“A lot of people are really struggling,”he said. “Some of the people who come to us are homeless. Some have addiction problems. Others have a house but they don’t really have a home. They might have a roof but can’t afford the electricity. They are vulnerable and lonely in their communities. What we provide is support and an opportunity to meet friends, get a bite to eat, and allow people to retain dignity.”
He added that the generosity of donations from Dundee people and businesses was “amazing”.
A carol service was held on Friday night and on Christmas day, after a short service, a Christmas lunch will be held at noon to which all are welcome.
Meanwhile, a survey by the Samaritans has found that one in six people believe Christmas is the loneliest time of the year and nearly one in four say their problems feel worse during the festive period.
Research has revealed that this time of year can bring up painful memories, or worsen difficult feelings often related to family or relationship issues, financial or health worries, to name just a few.
Even with friends and family around, that sense of being alone with difficult thoughts or feelings, can make many people feel as if they have no one to turn to.
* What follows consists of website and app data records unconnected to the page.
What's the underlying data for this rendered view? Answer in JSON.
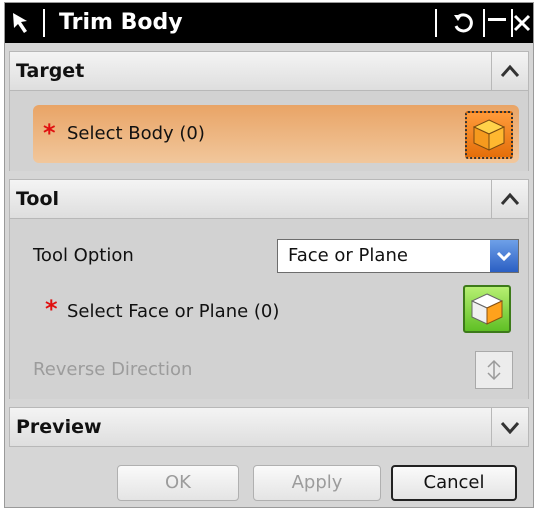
{
  "window": {
    "title": "Trim Body"
  },
  "target": {
    "header": "Target",
    "select_label": "Select Body (0)",
    "required_marker": "*"
  },
  "tool": {
    "header": "Tool",
    "option_label": "Tool Option",
    "option_value": "Face or Plane",
    "select_label": "Select Face or Plane (0)",
    "required_marker": "*",
    "reverse_label": "Reverse Direction"
  },
  "preview": {
    "header": "Preview"
  },
  "buttons": {
    "ok": "OK",
    "apply": "Apply",
    "cancel": "Cancel"
  },
  "colors": {
    "title_bar": "#000000",
    "highlight_row": "#e9a466",
    "required_star": "#e01010",
    "dropdown_arrow": "#2b5fc3"
  },
  "icons": {
    "titlebar_left": "select-arrow-icon",
    "reset": "reset-icon",
    "minimize": "minimize-icon",
    "close": "close-icon",
    "collapse": "chevron-up-icon",
    "expand": "chevron-down-icon",
    "body_selector": "solid-body-icon",
    "face_selector": "face-icon",
    "reverse": "reverse-direction-icon"
  }
}
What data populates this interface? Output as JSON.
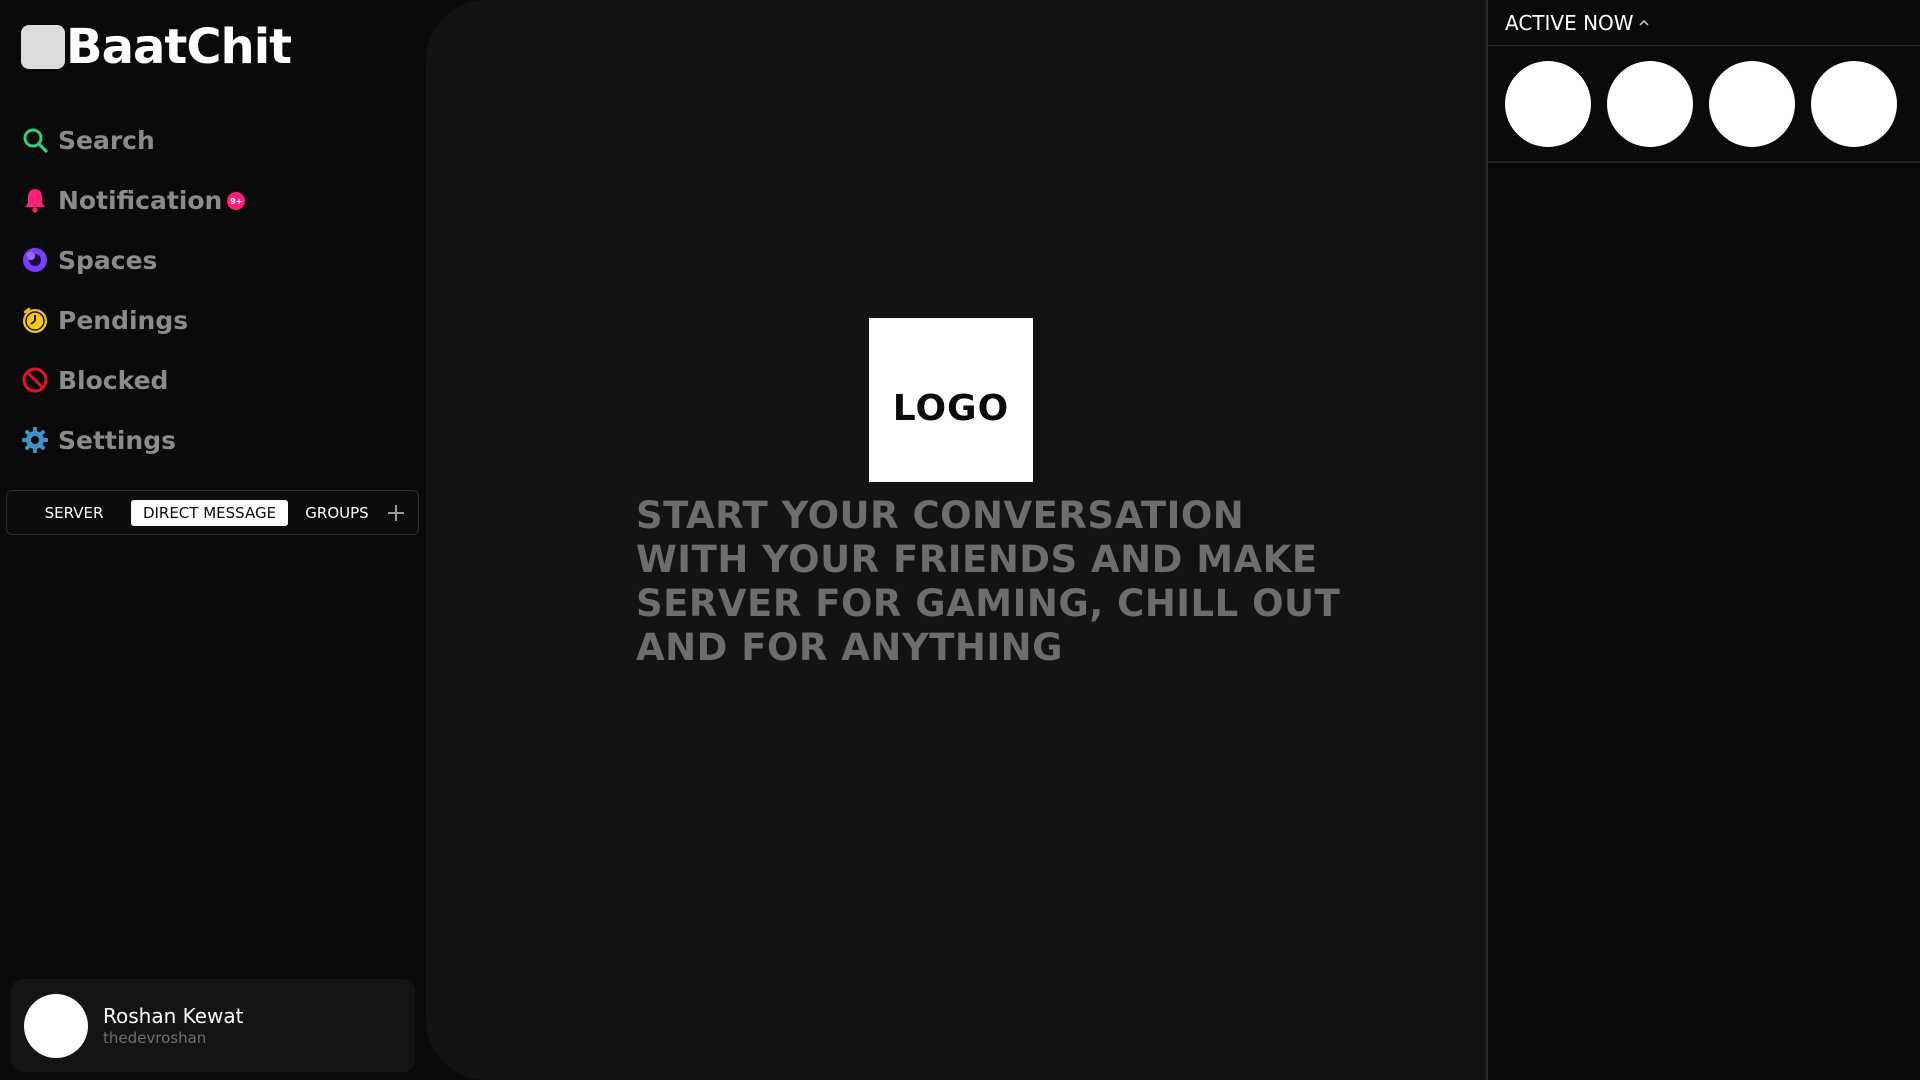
{
  "brand": {
    "name": "BaatChit"
  },
  "nav": {
    "items": [
      {
        "label": "Search",
        "icon": "search-icon",
        "color": "#2fd17c"
      },
      {
        "label": "Notification",
        "icon": "bell-icon",
        "color": "#ff1f7a",
        "badge": "9+"
      },
      {
        "label": "Spaces",
        "icon": "spaces-icon",
        "color": "#7a3cff"
      },
      {
        "label": "Pendings",
        "icon": "clock-icon",
        "color": "#f5c518"
      },
      {
        "label": "Blocked",
        "icon": "block-icon",
        "color": "#e0142b"
      },
      {
        "label": "Settings",
        "icon": "gear-icon",
        "color": "#3f93c9"
      }
    ]
  },
  "tabs": {
    "items": [
      "SERVER",
      "DIRECT MESSAGE",
      "GROUPS"
    ],
    "active": "DIRECT MESSAGE",
    "add_icon": "plus-icon"
  },
  "user": {
    "name": "Roshan Kewat",
    "handle": "thedevroshan"
  },
  "main": {
    "logo_text": "LOGO",
    "tagline": "START YOUR CONVERSATION WITH YOUR FRIENDS AND MAKE SERVER FOR GAMING, CHILL OUT AND FOR ANYTHING"
  },
  "active_now": {
    "title": "ACTIVE NOW",
    "caret_icon": "chevron-up-icon",
    "count": 4
  },
  "colors": {
    "background": "#0a0a0a",
    "panel": "#131313",
    "muted_text": "#8b8b8b",
    "tagline_text": "#6d6d6d",
    "accent_badge": "#ff1f7a"
  }
}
Now the Samaritans is prepared for an influx of calls over the festive period with volunteers throughout Fife and Tayside amongst those manning the phones.
Last year it responded to nearly 200,000 calls in Scotland from December 18 to January 1 but the charity estimates there could be more this year as demand for its services have been higher throughout the year.
Its counsellors have responded to 5.3 million calls for help in the last year, with 240,000 contacts in Scotland alone.
Kirkcaldy-based Samaritans volunteer Sandra, 58, who has asked for her surname to be withheld, has been with the Kirkcaldy Samaritans for almost nine years. She said the national trend was on a par with what was being experienced locally.
She said the important thing to remember is that no one needs to feel alone this Christmas. Samaritans volunteers are there to listen round the clock, every day of the year.
“We don’t judge and we don’t share what we’re told, we’re simply there to listen, provide emotional support and help people find a way through whatever’s getting to them,” said Sandra, who will be volunteering over Christmas.
Samaritans volunteers undergo intense training, have to be committed and have to fine tune their listening skills.
Sandra added: “Someone might say something but need a little coaxing to come out with more, sometimes what the real problem is. Sometimes people find it very difficult to talk. Sometimes they do not want to admit how they are feeling. It can be massive for someone to actually find the courage to pick up the phone. Some people will phone then hang up, or there might be a long silence. It takes courage to speak. We are here to listen.”
Sandra said callers of all ages can be distressed or down about a bereavement sometimes years after a loss. These thoughts can intensify during the festive season as they think back to previous happier years. Other common worries are rooted in financial crises.
She added: “We help explore what their feelings are and what their options might be. We don’t give advice as such but might be able to point them towards an organisation that can help them in a physical way. Perhaps they’ve had such deep thoughts going around in their heads for so long, often with no one to talk to, that they can’t see the bigger picture. Often it’s amazing when talking to people that they come up with a solution themselves. They just needed someone to speak to, to bounce ideas off.”
Samaritans relies almost entirely on donations to run its 201 branches and train more than 21,000 dedicated volunteers, without whom it could not operate its life-saving services for those who need them most. The Kirkcaldy branch alone, for example, costs £25,000 per year to run. The charity also provides outreach work and supports training for listeners in prisons.
Anyone who would like to support Samaritans by making a donation, can find out how to help at:
The national number if wanting to speak to a Samaritans volunteer is 116 123.